Saffron: a highly prized spice with a thousand-year history

by Redazione Fine Taste

As Milanese we couldn't help but talk about saffron, a precious and aromatic spice, a fundamental ingredient of the symbolic dish of Milan: Milanese risotto! It is difficult to resist the enjoyment of perfect rice all'onda, its creamy consistency, the beautiful intense yellow color and the delicate and persistent aroma. Talking about saffron is also celebrating a dish that we at Fine Taste are very fond of.

Origin of saffron

Let's start with a brief historical note: the first evidence of the cultivation of saffron dates back to the Bronze Age, around 2500 years ago: it is believed that the cultivation of the precious bulb originated in the western part of present-day Iran.

Most likely its introduction into Europe was possible thanks to contact between the Roman Empire and the Persian Empire. The Romans used saffron to flavor game and flavor wines, but also as an ingredient in a medicine to combat poisons.

It is truly surprising how the properties of saffron were known already in ancient times: citations regarding its medicinal properties can be found in Egyptian papyri, in the Iliad and in the Song of Songs. In the Middle Ages and the Renaissance, saffron was believed to be a panacea for all ailments; it was used to prepare ointments for the health and beauty of the skin, to dye the finest fabrics and the tunics of Hindu and Buddhist monks, while the Persians and Greeks already identified its aphrodisiac properties, to reawaken desire and energy sexual.

Not many people know that saffron is currently considered by the pharmacopoeia to be a true nutraceutical, that is, a food-drug that has a beneficial function on human health, with its active ingredients of confirmed and recognized effectiveness.

Characteristics of saffron
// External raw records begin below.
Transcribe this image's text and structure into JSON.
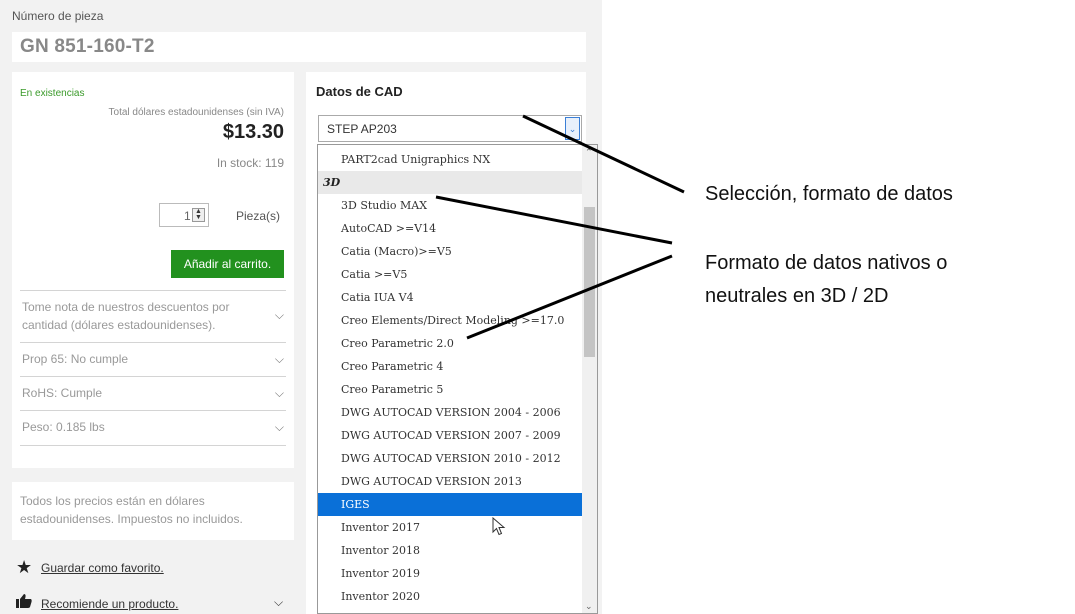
{
  "part": {
    "label": "Número de pieza",
    "number": "GN 851-160-T2"
  },
  "pricing": {
    "stock_status": "En existencias",
    "caption": "Total dólares estadounidenses (sin IVA)",
    "price": "$13.30",
    "in_stock": "In stock: 119",
    "quantity": "1",
    "unit": "Pieza(s)",
    "add_to_cart": "Añadir al carrito."
  },
  "accordion": [
    {
      "label": "Tome nota de nuestros descuentos por cantidad (dólares estadounidenses)."
    },
    {
      "label": "Prop 65: No cumple"
    },
    {
      "label": "RoHS: Cumple"
    },
    {
      "label": "Peso: 0.185 lbs"
    }
  ],
  "notice": "Todos los precios están en dólares estadounidenses. Impuestos no incluidos.",
  "links": {
    "favorite": "Guardar como favorito.",
    "recommend": "Recomiende un producto."
  },
  "cad": {
    "title": "Datos de CAD",
    "selected_format": "STEP AP203",
    "options": [
      {
        "label": "PART2cad Unigraphics NX",
        "group": false
      },
      {
        "label": "3D",
        "group": true
      },
      {
        "label": "3D Studio MAX",
        "group": false
      },
      {
        "label": "AutoCAD >=V14",
        "group": false
      },
      {
        "label": "Catia (Macro)>=V5",
        "group": false
      },
      {
        "label": "Catia >=V5",
        "group": false
      },
      {
        "label": "Catia IUA V4",
        "group": false
      },
      {
        "label": "Creo Elements/Direct Modeling >=17.0",
        "group": false
      },
      {
        "label": "Creo Parametric 2.0",
        "group": false
      },
      {
        "label": "Creo Parametric 4",
        "group": false
      },
      {
        "label": "Creo Parametric 5",
        "group": false
      },
      {
        "label": "DWG AUTOCAD VERSION 2004 - 2006",
        "group": false
      },
      {
        "label": "DWG AUTOCAD VERSION 2007 - 2009",
        "group": false
      },
      {
        "label": "DWG AUTOCAD VERSION 2010 - 2012",
        "group": false
      },
      {
        "label": "DWG AUTOCAD VERSION 2013",
        "group": false
      },
      {
        "label": "IGES",
        "group": false,
        "selected": true
      },
      {
        "label": "Inventor 2017",
        "group": false
      },
      {
        "label": "Inventor 2018",
        "group": false
      },
      {
        "label": "Inventor 2019",
        "group": false
      },
      {
        "label": "Inventor 2020",
        "group": false
      }
    ]
  },
  "annotations": {
    "format_selection": "Selección, formato de datos",
    "native_formats_line1": "Formato de datos nativos o",
    "native_formats_line2": "neutrales en 3D / 2D"
  },
  "colors": {
    "stock_green": "#3a9a2a",
    "button_green": "#22911e",
    "selected_blue": "#0a70d8"
  }
}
Saffron is a spice obtained from the stigmas of the Crocus sativus flower known as "true saffron". This particular plant grows up to 20–30 cm and produces up to four flowers, each with three deep crimson stigmas. The stems and stigmas are collected and dried to be used mainly in cooking, as a condiment and coloring.

Why is saffron expensive?

The high cost of saffron is due to the harvesting method: think that 150 harvested flowers yield only 1 g of dry saffron pistils; to produce 12 g of dry saffron you need 1 kg of flowers!! As if that wasn't enough, it is essential that the stigmas are removed by hand, delicately, so as not to damage them.

Due to its high cost, the international saffron market is among the most fraudulent in the world, with obvious inconveniences both for final consumers (who risk consuming a cheaper but very poor quality product) and for quality artisanal producers who they cannot sell below certain prices so as not to devalue an exceptional product.

This is one of the reasons why Fine Taste maintains a direct bridge between producers and final consumers and tries to carry out dissemination activities to promote knowledge and awareness of the great Italian quality food production.

Fortunately, the culinary use of saffron is made accessible to everyone thanks to the minimal quantities used and the high concentration of its aromatic substances.

Why is saffron called that?

The name saffron derives from the Arabic "Za'ferán", a term that indicates the yellow-gold color that this spice gives to dishes.

The harvesting of the flowers usually takes place between October and November, early in the morning and only manually: with care and delicacy the three stigmas are removed as soon as possible and must be placed to dry quickly near a moderate heat source.

It is precisely with drying and heat that the stigmas, odorless and tasteless when fresh, generate the characteristic organoleptic substances used in the gastronomic field.

If you liked this blog and want to try our organic saffron you can find it here.